However, the side effects of immigration were grave; namely the legal disintegration of urban space, the growing cultural, social and religious plurality and the weakening of the inner integrity of the urban commune. The emergence of new frontiers made urban authorities everywhere increasingly preoccupied with problems associated with the co-existence of distinct social groups within a limited space. In the seventeenth century this was precisely the case with many urban centres in Saxony in which the Bohemian immigrants found themselves in a fragile state of unaccomplished integration. Although, for various reasons, their full assimilation proved unfeasible, limited economic and social integration proved unavoidable. The unfulfilled integration process might have had fatal consequences as in periods of crisis (epidemics, famine, siege of the city) these segments of the urban population, because of their cultural or religious dissimilarity, usually found themselves subject to hostility from their host societies. Examples are collected by the author abound. A short-lived episode from 1639 testifies to a dormant animosity towards the half-integrated Bohemian community settled in Pirna.
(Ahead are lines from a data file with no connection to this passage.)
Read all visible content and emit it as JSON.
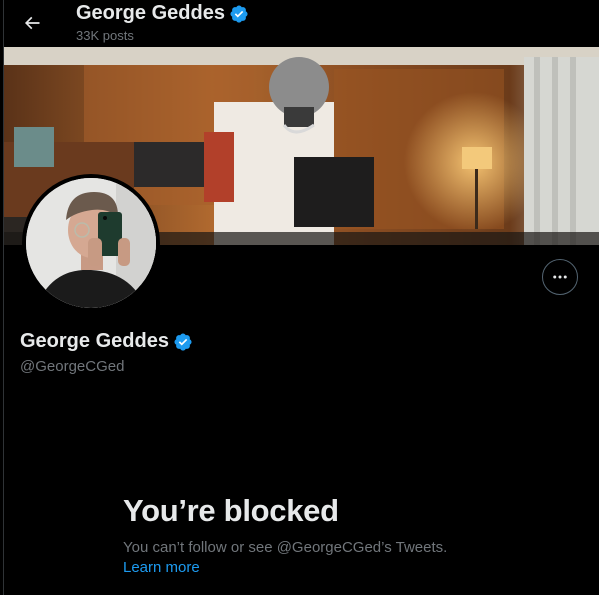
{
  "header": {
    "back_icon": "arrow-left-icon",
    "name": "George Geddes",
    "posts": "33K posts"
  },
  "profile": {
    "name": "George Geddes",
    "handle": "@GeorgeCGed",
    "verified_color": "#1d9bf0",
    "more_icon": "ellipsis-icon"
  },
  "blocked": {
    "title": "You’re blocked",
    "description": "You can’t follow or see @GeorgeCGed’s Tweets.",
    "learn_more": "Learn more"
  },
  "colors": {
    "background": "#000000",
    "text_primary": "#e7e9ea",
    "text_secondary": "#71767b",
    "link": "#1d9bf0"
  }
}
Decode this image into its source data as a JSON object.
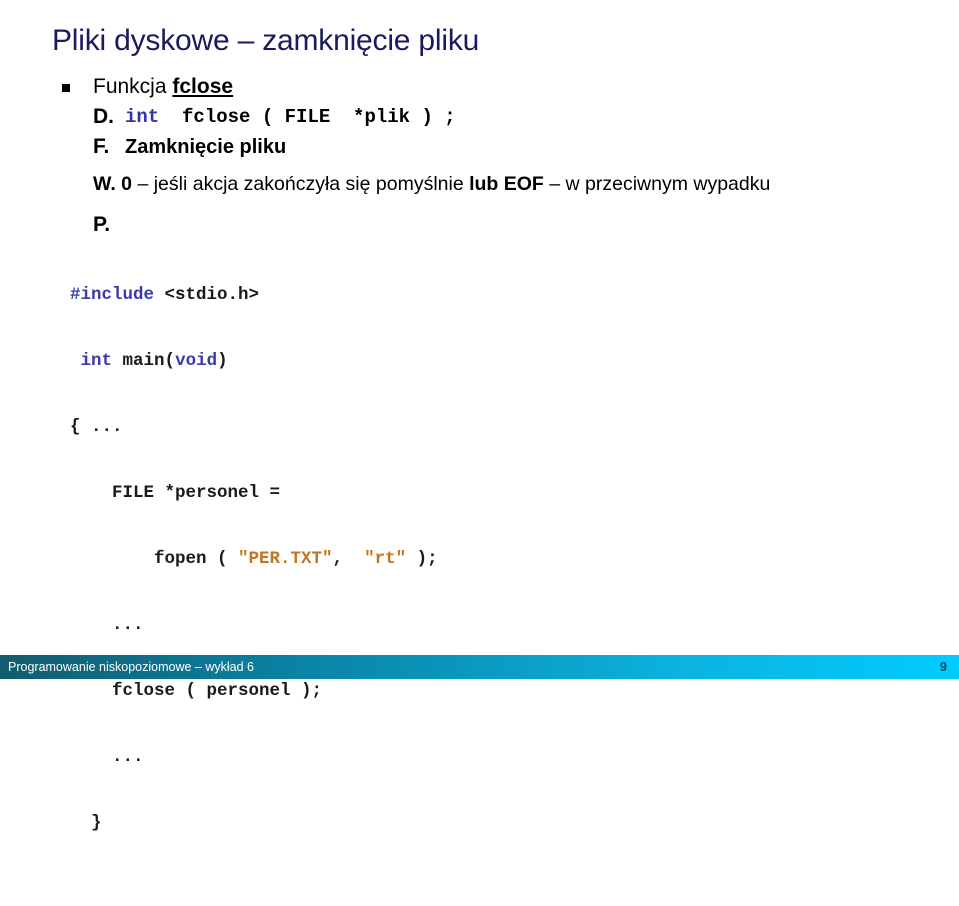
{
  "slide": {
    "title": "Pliki dyskowe – zamknięcie pliku",
    "bullet": {
      "prefix": "Funkcja ",
      "keyword": "fclose"
    },
    "rows": {
      "declaration": {
        "label": "D.",
        "code_type": "int",
        "code_rest": "  fclose ( FILE  *plik ) ;"
      },
      "function": {
        "label": "F.",
        "text": "Zamknięcie pliku"
      },
      "value": {
        "label": "W.",
        "part1_bold": "0",
        "part2": " – jeśli akcja zakończyła się pomyślnie ",
        "part3_bold": "lub EOF",
        "part4": " – w przeciwnym wypadku"
      },
      "example": {
        "label": "P."
      }
    },
    "code": {
      "line1_pre": "#include",
      "line1_rest": " <stdio.h>",
      "line2_kw1": "int",
      "line2_name": " main",
      "line2_paren_open": "(",
      "line2_kw2": "void",
      "line2_paren_close": ")",
      "line3": "{ ...",
      "line4": "    FILE *personel =",
      "line5_call": "        fopen ( ",
      "line5_str1": "\"PER.TXT\"",
      "line5_mid": ",  ",
      "line5_str2": "\"rt\"",
      "line5_end": " );",
      "line6": "    ...",
      "line7": "    fclose ( personel );",
      "line8": "    ...",
      "line9": "  }"
    }
  },
  "footer": {
    "text": "Programowanie niskopoziomowe – wykład 6",
    "page": "9"
  },
  "colors": {
    "title": "#1a1a5e",
    "keyword_blue": "#3a3aae",
    "string_orange": "#c4751f",
    "footer_gradient_start": "#125c6e",
    "footer_gradient_end": "#00ccff",
    "footer_page": "#0d4e63"
  }
}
In this year, the city was plundered by the Swedes. Shortly afterwards, the Bohemian immigrants were charged with actively assisting this military aggression. The urban sources even classified their behaviour as a violation of the sacred solidarity with the city and the burgher community (161). In this particular case, the immigrants from Bohemia found themselves in a thankless position of "the foreign others".
Comparing the image of the Bohemians in Saxony with that of the English Catholics in northern France or Dutch immigrants in northern Germany (as studied by Heinz Schilling) would perhaps better enlighten the self-perception of early modern urban society as closed and utterly conservative community, suspicious of newcomers who, however, proved indispensable for its survival and continuous existence.
The author investigates the immigration into early modern Saxony mostly in terms of acculturation and integration but the rival concept of transculturation, once introduced by the Cuban historian and social anthropologist Fernando Ortíz, might pose a useful and fruitful alternative. Though originally referring to inter-racial relations in post-colonial America, his concept of reciprocal cultural transfer between minority and majority societies might be well applicable to the Saxon case. One may, for instance, wonder to what degree the (mostly) Bohemian immigrants influenced the host society in terms of culture, economy and language.
All in all, Schunka's enlarged dissertation, now turned into a monograph, is a work of a real significance and I should expect his study to become a central text for students of early modern migrations, political thought, confessional issues and/or urban history.